In twenty-five degree below zero weather and with three quarters of the Marines killed, wounded or captured the three platoons of Fox Company dug and hacked into the frozen ground for cover. Commanded by Captain William Barber, who hauled himself around the hill on a wounded leg to organize and rally his troops, the men of Fox Company packed their wounds with icy snow, ate frozen food that couldn't be thawed and huddled with their comrades to keep them warm.
As their frozen automatic and semi-automatic weapons jammed the Marines were forced to fire with single shots but used their superior tactics, leadership, and camaraderie to hold off the Chinese. Thought of by the enemy as weak and inferior the Marines on Fox Hill knew that the Chinese soldiers, many of them teenagers, were forced to fight in Korea while the Marines who had enlisted were obviously there because they wanted to be. Utilizing fatalistic humor the Marines did their duty as they protected and supported their comrades and, with unwavering confidence in their officers, fought through the terrifying nights as they made their stand thousands of miles from home.

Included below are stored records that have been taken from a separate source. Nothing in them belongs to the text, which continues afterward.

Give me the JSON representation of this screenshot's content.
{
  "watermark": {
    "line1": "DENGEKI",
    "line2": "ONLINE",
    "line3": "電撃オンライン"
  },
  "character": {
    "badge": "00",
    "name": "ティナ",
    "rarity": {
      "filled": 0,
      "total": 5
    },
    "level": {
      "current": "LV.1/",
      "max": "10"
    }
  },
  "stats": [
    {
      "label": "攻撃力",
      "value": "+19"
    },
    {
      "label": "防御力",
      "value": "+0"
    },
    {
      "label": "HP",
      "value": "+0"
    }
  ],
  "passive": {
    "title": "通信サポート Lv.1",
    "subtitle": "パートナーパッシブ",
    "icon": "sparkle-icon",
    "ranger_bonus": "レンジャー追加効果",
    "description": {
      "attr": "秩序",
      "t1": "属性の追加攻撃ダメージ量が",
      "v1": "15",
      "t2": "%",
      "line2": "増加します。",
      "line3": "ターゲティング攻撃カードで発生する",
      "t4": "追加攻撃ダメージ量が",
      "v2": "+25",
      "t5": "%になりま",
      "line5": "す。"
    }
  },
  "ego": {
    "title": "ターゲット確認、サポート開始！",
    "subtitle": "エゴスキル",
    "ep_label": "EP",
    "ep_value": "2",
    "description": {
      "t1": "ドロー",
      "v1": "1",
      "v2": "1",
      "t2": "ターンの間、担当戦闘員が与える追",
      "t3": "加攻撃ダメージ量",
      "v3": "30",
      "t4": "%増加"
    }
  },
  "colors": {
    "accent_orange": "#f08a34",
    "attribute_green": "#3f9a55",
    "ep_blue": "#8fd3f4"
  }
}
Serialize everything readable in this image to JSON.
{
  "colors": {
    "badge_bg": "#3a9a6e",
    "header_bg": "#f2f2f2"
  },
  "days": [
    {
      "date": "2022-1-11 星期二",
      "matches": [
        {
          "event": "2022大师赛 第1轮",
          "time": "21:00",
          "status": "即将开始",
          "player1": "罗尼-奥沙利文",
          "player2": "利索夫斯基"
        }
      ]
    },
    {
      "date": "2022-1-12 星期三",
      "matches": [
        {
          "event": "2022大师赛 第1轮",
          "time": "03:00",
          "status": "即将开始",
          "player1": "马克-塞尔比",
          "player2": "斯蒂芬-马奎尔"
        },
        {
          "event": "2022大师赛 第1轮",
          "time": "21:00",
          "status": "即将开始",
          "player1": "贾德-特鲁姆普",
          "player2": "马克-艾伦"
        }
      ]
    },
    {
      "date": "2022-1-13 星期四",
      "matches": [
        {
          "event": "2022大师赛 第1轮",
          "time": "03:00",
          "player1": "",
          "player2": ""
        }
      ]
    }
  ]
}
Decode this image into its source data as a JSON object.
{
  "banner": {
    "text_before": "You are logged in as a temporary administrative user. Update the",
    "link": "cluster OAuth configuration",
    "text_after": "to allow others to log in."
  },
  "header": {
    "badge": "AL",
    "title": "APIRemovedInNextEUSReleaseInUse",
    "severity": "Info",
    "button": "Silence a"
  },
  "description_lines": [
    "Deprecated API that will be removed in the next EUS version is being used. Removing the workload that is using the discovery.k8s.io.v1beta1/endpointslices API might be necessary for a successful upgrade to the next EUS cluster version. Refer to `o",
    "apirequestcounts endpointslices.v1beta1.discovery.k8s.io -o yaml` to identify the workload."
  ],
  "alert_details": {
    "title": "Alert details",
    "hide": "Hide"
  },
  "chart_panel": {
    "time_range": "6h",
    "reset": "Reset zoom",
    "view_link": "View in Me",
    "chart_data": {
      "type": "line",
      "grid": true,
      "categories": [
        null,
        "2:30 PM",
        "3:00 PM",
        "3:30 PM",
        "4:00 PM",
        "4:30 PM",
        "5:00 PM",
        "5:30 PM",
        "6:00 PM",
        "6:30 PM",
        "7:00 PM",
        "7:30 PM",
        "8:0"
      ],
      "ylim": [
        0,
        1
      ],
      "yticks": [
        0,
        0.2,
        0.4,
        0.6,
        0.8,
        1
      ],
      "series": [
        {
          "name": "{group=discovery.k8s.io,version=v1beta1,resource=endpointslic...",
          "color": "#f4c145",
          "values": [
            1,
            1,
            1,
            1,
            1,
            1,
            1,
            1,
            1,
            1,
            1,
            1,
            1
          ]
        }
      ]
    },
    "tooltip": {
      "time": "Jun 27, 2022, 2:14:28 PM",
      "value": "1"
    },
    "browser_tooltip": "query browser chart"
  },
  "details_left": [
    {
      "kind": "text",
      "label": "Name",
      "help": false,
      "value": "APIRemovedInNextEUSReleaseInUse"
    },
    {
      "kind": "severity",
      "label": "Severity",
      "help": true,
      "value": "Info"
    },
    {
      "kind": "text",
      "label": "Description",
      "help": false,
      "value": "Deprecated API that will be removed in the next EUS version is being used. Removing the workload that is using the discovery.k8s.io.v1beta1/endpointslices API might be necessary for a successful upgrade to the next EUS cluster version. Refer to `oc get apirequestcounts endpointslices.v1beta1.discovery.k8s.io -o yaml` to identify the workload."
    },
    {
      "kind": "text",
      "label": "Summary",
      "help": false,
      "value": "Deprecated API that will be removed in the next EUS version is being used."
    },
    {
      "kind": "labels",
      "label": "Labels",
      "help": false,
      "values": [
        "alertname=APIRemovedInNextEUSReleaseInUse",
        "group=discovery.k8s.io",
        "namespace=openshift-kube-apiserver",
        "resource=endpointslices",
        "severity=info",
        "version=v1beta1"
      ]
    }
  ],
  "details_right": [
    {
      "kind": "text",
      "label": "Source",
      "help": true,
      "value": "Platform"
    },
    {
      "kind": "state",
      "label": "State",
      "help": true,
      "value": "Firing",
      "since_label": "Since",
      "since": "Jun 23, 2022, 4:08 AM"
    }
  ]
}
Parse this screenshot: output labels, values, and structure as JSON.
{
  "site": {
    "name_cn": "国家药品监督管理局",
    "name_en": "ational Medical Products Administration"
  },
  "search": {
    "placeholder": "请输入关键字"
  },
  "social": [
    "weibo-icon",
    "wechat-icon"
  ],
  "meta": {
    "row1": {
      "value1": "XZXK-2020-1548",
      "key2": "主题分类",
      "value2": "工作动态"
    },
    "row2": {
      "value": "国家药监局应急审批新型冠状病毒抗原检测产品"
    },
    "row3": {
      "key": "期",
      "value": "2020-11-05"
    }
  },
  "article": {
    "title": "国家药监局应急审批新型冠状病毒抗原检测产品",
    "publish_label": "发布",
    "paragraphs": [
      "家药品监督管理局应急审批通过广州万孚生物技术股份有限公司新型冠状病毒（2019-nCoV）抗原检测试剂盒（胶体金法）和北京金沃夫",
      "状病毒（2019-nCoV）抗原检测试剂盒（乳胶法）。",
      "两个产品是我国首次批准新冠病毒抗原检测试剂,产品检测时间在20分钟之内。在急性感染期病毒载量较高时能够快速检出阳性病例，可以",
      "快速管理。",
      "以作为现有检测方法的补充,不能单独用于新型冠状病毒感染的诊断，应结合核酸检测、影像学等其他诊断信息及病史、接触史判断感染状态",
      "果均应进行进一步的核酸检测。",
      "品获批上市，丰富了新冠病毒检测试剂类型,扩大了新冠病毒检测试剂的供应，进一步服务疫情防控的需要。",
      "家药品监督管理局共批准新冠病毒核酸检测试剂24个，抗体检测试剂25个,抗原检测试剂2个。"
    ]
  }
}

Seven miles to the north, near the Chosin Reservoir, Lieutenant Colonel Ray Davis led a cobbled together group of three hundred and fifty Marines in support of their comrades on Fox Hill. Traveling light and under the cover of darkness the remaining men of Abel, Baker and Charlie companies of the 1stBatallion 7th Marine Regiment aimed to slip through the Chinese lines with a surprise move to the northeast then a circle move to the south. Traversing deep gullies, slogging up steep hills and skirting precarious ridge lines, the sleep-deprived Marines fought their way toward Fox Company with the wind chill dropping the temperature to thirty degrees below zero.
Using first person accounts, maps, photographs and after-action reports the authors, Bob Drury and Tom Clavin, recount an historic action that produced three Medal of Honor recipients and culminated in a memorable reunion of those heroic Marines at the opening of the National Museum of the U.S. Marine Corps in November 2006.
This book is perfect for people who want to know about a nearly forgotten War that isn't taught in school history books anymore. It's also for Marines who remember what it was like to fight far from home, who have a hard part inside them that is still a Marine and who haven't forgotten the horror of battle and have the pride of knowing what it takes to be a survivor.